What is a covenant?
In simple terms, it is a solemn agreement that sets obligations or standards. Generally speaking, theologians often differentiate covenants with contracts in that contracts are typically business agreements that are about performing duties for material benefits while covenants are about relationships and based upon commitment. Even if one wants to just call covenants and contracts the same thing, however, the intent and nature of church covenants doesn’t change; it isn’t about business transactions but about commitment to community and ethics.
I wrote recently about how Christians need to critically evaluate the songs they listen to in the culture, and I’m going to put that into practice now.
I first heard of Macklemore several months ago due to the song called Thrift Shop, where he more or less makes fun of excessive materialism in a goofy beat. The song isn’t exactly wholesome, but the lyrics are sometimes amusing, if not really stupid. Macklemore’s new song, however, aims to be serious and preachy as he defends homosexuality and homosexual marriage. He certainly has every right to write a song in a way that he wishes, but of course, others have every right to critique what he and his co-artists say. His lyrics, on the surface, may sound convincing, and he actually makes a few good points. Overall, though, the argument in the song is flimsy and built upon a great many misconceptions about God, the Bible, and why religious people like Christians affirm traditional marriage as the norm.
The song is called Same Love with Ryan Lewis and Mary Lambert, and I first heard it on the radio and listened carefully to it all the way through. It’s definitely a song that is in-step with how the culture is going, but that, of course, does not mean that it is right. Thus, I think it will be helpful to dissect the song. I’ll put the lyrics in bold and respond below them.
I’m sure most people are now aware of the utterly horrific crimes of Ariel Castro, who abducted three young woman and raped, abused, and threatened them for a period of eleven years. The extent of his evil is so great that it is difficult to put into words, and his actions are so vile that they would shake even the most optimistic humanist who believes that human beings are basically good. Castro is a moral monster of epic proportions.
Castro, however, doesn’t think he’s a monster. He claimed in court that he was “sick,” that his wife made him become abusive, and that he himself was the victim of sexual abuse as a child. He even went so far as to blame the FBI for not investigating the kidnappings more thoroughly (he actually might have a point that they should have seen the connections between the women, but that’s neither here nor there when it comes to his guilt). The judge incredulously told him that he was trying to paint himself as the victim when he was assuredly the criminal.

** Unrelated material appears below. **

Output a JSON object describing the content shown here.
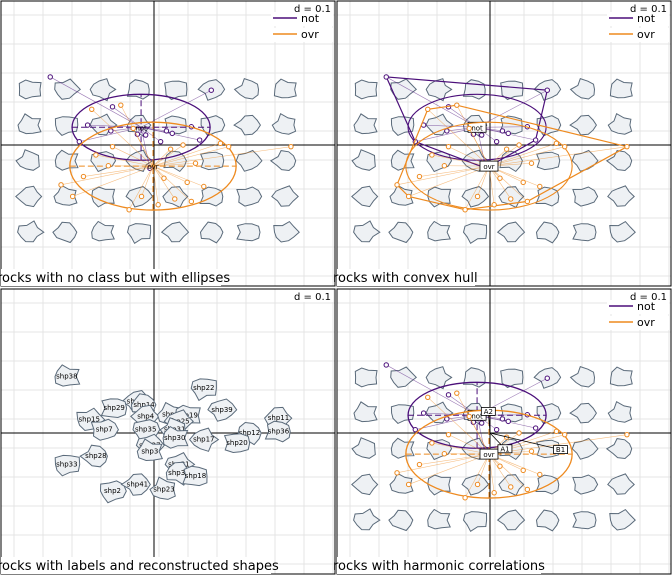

While what Castro did was so blatantly evil that I doubt even the most naive moral relativist would be brave (and stupid) enough to deny that it is objectively evil, Castro’s attitude is unfortunately similar to what many people have these days about their wrongdoing. They want to deflect responsibility, so they claim they’re “sick,” that they were born that way, that rough factors in their life made them do something that was wrong, etc. One time, I heard a psychiatrist try to argue that we shouldn’t criticize people who have road rage because they are sick. Road rage is a “disease,” he said. In our society where we don’t like it when people call out our actions as evil and wrong, we deflect blame and claim that it’s not our fault. Twentieth century lawyer (and materialist) Clarence Darrow was famous for trying to argue that his clients weren’t guilty because they had no free choice; they were determined by outside causal factors to do what they did, so why hold them responsible?